*ABOUT THIS TASK:* Which lines in the records below mention the word "JSON"? Copy each one out.

[Dataset entries]
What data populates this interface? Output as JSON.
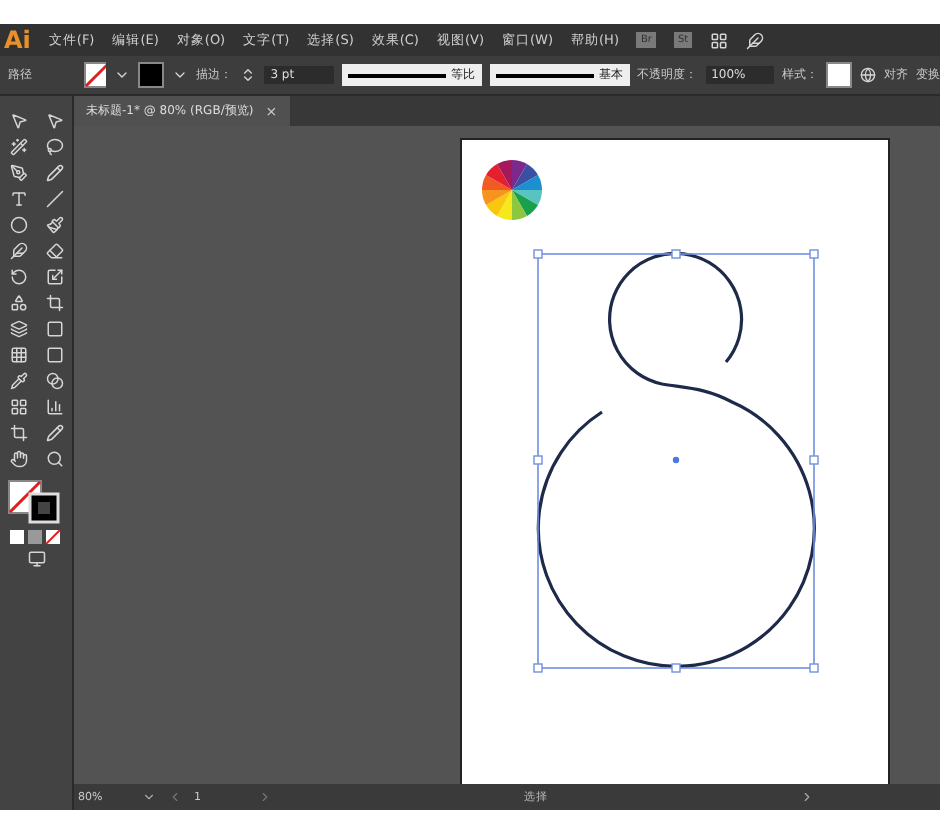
{
  "app": {
    "logo": "Ai"
  },
  "menu": [
    "文件(F)",
    "编辑(E)",
    "对象(O)",
    "文字(T)",
    "选择(S)",
    "效果(C)",
    "视图(V)",
    "窗口(W)",
    "帮助(H)"
  ],
  "menu_badges": [
    "Br",
    "St"
  ],
  "control_bar": {
    "selection_label": "路径",
    "stroke_label": "描边：",
    "stroke_weight": "3 pt",
    "profile_1": "等比",
    "profile_2": "基本",
    "opacity_label": "不透明度：",
    "opacity": "100%",
    "style_label": "样式：",
    "link_1": "对齐",
    "link_2": "变换"
  },
  "document_tabs": [
    {
      "title": "未标题-1* @ 80% (RGB/预览)",
      "selected": true,
      "close": "×"
    }
  ],
  "status_bar": {
    "zoom": "80%",
    "page": "1",
    "tool": "选择"
  }
}
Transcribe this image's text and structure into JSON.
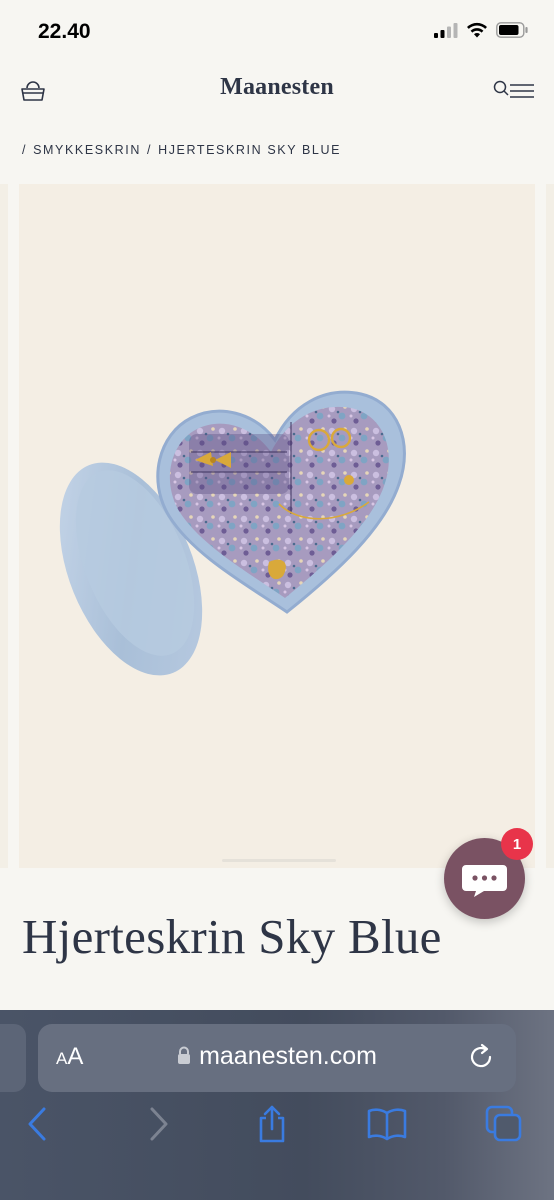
{
  "status_bar": {
    "time": "22.40",
    "icons": [
      "signal-icon",
      "wifi-icon",
      "battery-icon"
    ]
  },
  "header": {
    "logo": "Maanesten",
    "left_icon": "cart-icon",
    "right_icon": "search-menu-icon"
  },
  "breadcrumb": {
    "separator": "/",
    "items": [
      "SMYKKESKRIN",
      "HJERTESKRIN SKY BLUE"
    ]
  },
  "product": {
    "title": "Hjerteskrin Sky Blue",
    "image": "heart-jewelry-box-sky-blue"
  },
  "chat": {
    "badge_count": "1",
    "icon": "chat-icon"
  },
  "browser": {
    "text_size_small": "A",
    "text_size_large": "A",
    "url": "maanesten.com",
    "toolbar": [
      "back-icon",
      "forward-icon",
      "share-icon",
      "bookmarks-icon",
      "tabs-icon"
    ]
  },
  "colors": {
    "brand_text": "#2e3546",
    "page_background": "#f7f6f2",
    "image_background": "#f4eee4",
    "chat_button": "#7a5263",
    "badge": "#e8344a",
    "browser_accent": "#3a7be0"
  }
}
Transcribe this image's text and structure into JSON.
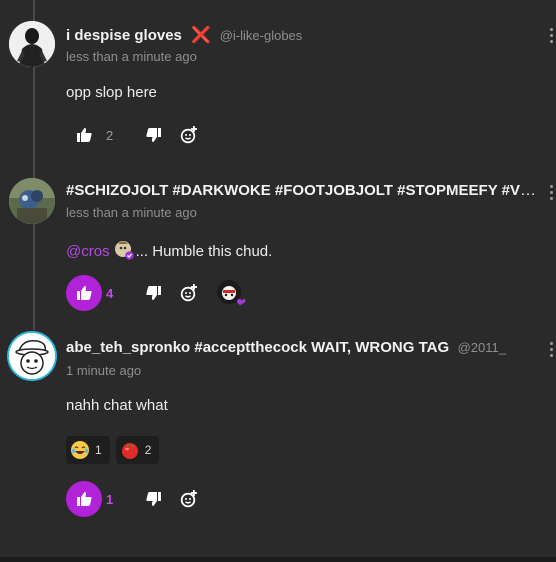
{
  "comments": [
    {
      "display_name": "i despise gloves",
      "badge": "❌",
      "handle": "@i-like-globes",
      "time": "less than a minute ago",
      "text": "opp slop here",
      "like_count": "2",
      "liked": false
    },
    {
      "display_name": "#SCHIZOJOLT #DARKWOKE #FOOTJOBJOLT #STOPMEEFY #VOIDGRASSCAMPAIGN",
      "time": "less than a minute ago",
      "mention": "@cros",
      "text": "... Humble this chud.",
      "like_count": "4",
      "liked": true
    },
    {
      "display_name": "abe_teh_spronko #acceptthecock WAIT, WRONG TAG",
      "handle": "@2011_",
      "time": "1 minute ago",
      "text": "nahh chat what",
      "reactions": [
        {
          "emoji": "😂",
          "count": "1"
        },
        {
          "emoji": "🍅",
          "count": "2"
        }
      ],
      "like_count": "1",
      "liked": true
    }
  ],
  "icons": {
    "like": "thumbs-up-icon",
    "dislike": "thumbs-down-icon",
    "add_reaction": "add-reaction-icon",
    "menu": "kebab-menu-icon"
  },
  "colors": {
    "accent": "#b023d8",
    "background": "#2a2a2a",
    "badge_red": "#e02424"
  }
}
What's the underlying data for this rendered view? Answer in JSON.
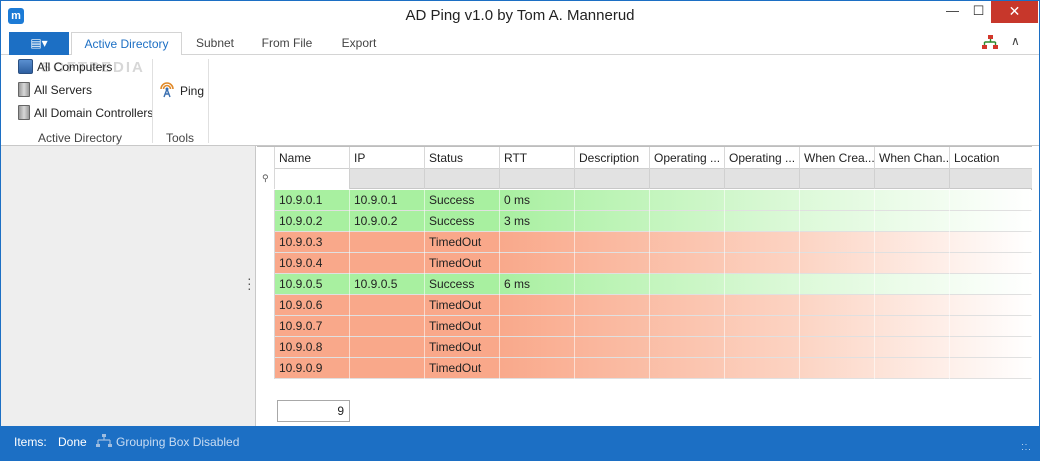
{
  "window": {
    "title": "AD Ping v1.0 by Tom A. Mannerud",
    "app_icon_letter": "m",
    "minimize_glyph": "—",
    "maximize_glyph": "☐",
    "close_glyph": "✕"
  },
  "ribbon": {
    "file_menu_glyph": "▤▾",
    "tabs": [
      {
        "label": "Active Directory",
        "active": true
      },
      {
        "label": "Subnet",
        "active": false
      },
      {
        "label": "From File",
        "active": false
      },
      {
        "label": "Export",
        "active": false
      }
    ],
    "collapse_glyph": "∧",
    "watermark": "SOFTPEDIA",
    "groups": [
      {
        "label": "Active Directory",
        "buttons": [
          {
            "label": "All Computers",
            "icon": "computer-icon"
          },
          {
            "label": "All Servers",
            "icon": "server-icon"
          },
          {
            "label": "All Domain Controllers",
            "icon": "domain-controller-icon"
          }
        ]
      },
      {
        "label": "Tools",
        "buttons": [
          {
            "label": "Ping",
            "icon": "ping-icon"
          }
        ]
      }
    ]
  },
  "grid": {
    "pin_glyph": "⚲",
    "columns": [
      "Name",
      "IP",
      "Status",
      "RTT",
      "Description",
      "Operating ...",
      "Operating ...",
      "When Crea...",
      "When Chan...",
      "Location"
    ],
    "rows": [
      {
        "name": "10.9.0.1",
        "ip": "10.9.0.1",
        "status": "Success",
        "rtt": "0 ms"
      },
      {
        "name": "10.9.0.2",
        "ip": "10.9.0.2",
        "status": "Success",
        "rtt": "3 ms"
      },
      {
        "name": "10.9.0.3",
        "ip": "",
        "status": "TimedOut",
        "rtt": ""
      },
      {
        "name": "10.9.0.4",
        "ip": "",
        "status": "TimedOut",
        "rtt": ""
      },
      {
        "name": "10.9.0.5",
        "ip": "10.9.0.5",
        "status": "Success",
        "rtt": "6 ms"
      },
      {
        "name": "10.9.0.6",
        "ip": "",
        "status": "TimedOut",
        "rtt": ""
      },
      {
        "name": "10.9.0.7",
        "ip": "",
        "status": "TimedOut",
        "rtt": ""
      },
      {
        "name": "10.9.0.8",
        "ip": "",
        "status": "TimedOut",
        "rtt": ""
      },
      {
        "name": "10.9.0.9",
        "ip": "",
        "status": "TimedOut",
        "rtt": ""
      }
    ],
    "count": "9",
    "colors": {
      "success": "#a8f0a0",
      "timedout": "#f9a88a"
    }
  },
  "statusbar": {
    "items_label": "Items:",
    "items_value": "Done",
    "grouping_label": "Grouping Box Disabled"
  },
  "colors": {
    "accent": "#1c6fc4",
    "close": "#c7372b"
  }
}
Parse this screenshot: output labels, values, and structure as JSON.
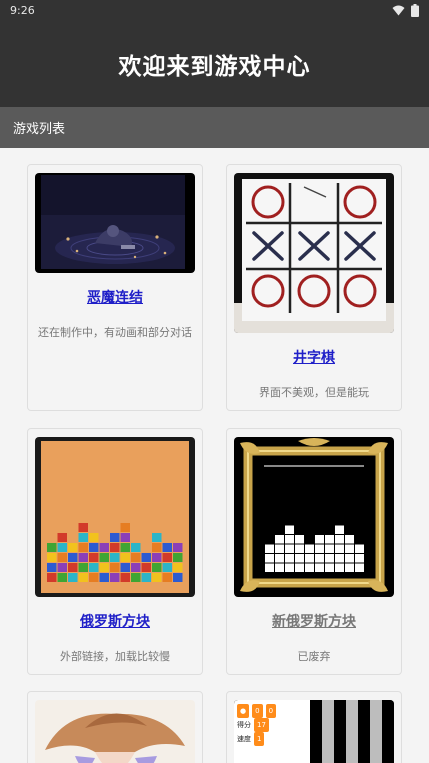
{
  "status_bar": {
    "time": "9:26"
  },
  "header": {
    "title": "欢迎来到游戏中心"
  },
  "section": {
    "title": "游戏列表"
  },
  "games": [
    {
      "title": "恶魔连结",
      "desc": "还在制作中，有动画和部分对话"
    },
    {
      "title": "井字棋",
      "desc": "界面不美观，但是能玩"
    },
    {
      "title": "俄罗斯方块",
      "desc": "外部链接，加载比较慢"
    },
    {
      "title": "新俄罗斯方块",
      "desc": "已废弃"
    }
  ],
  "scratch_preview": {
    "var1_value": "0",
    "var1_value_b": "0",
    "score_label": "得分",
    "score_value": "17",
    "level_label": "速度",
    "level_value": "1"
  },
  "colors": {
    "header_bg": "#333333",
    "section_bg": "#5a5a5a",
    "link": "#1f1fc8",
    "deprecated_link": "#777777"
  }
}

*EXPECTED ANSWER:*
What data populates this interface? Output as JSON.
Transcribe this image's text and structure into JSON.
Transcribe this image's text and structure into JSON.
What's the underlying data for this rendered view? Answer in JSON.
Parse this screenshot: output labels, values, and structure as JSON.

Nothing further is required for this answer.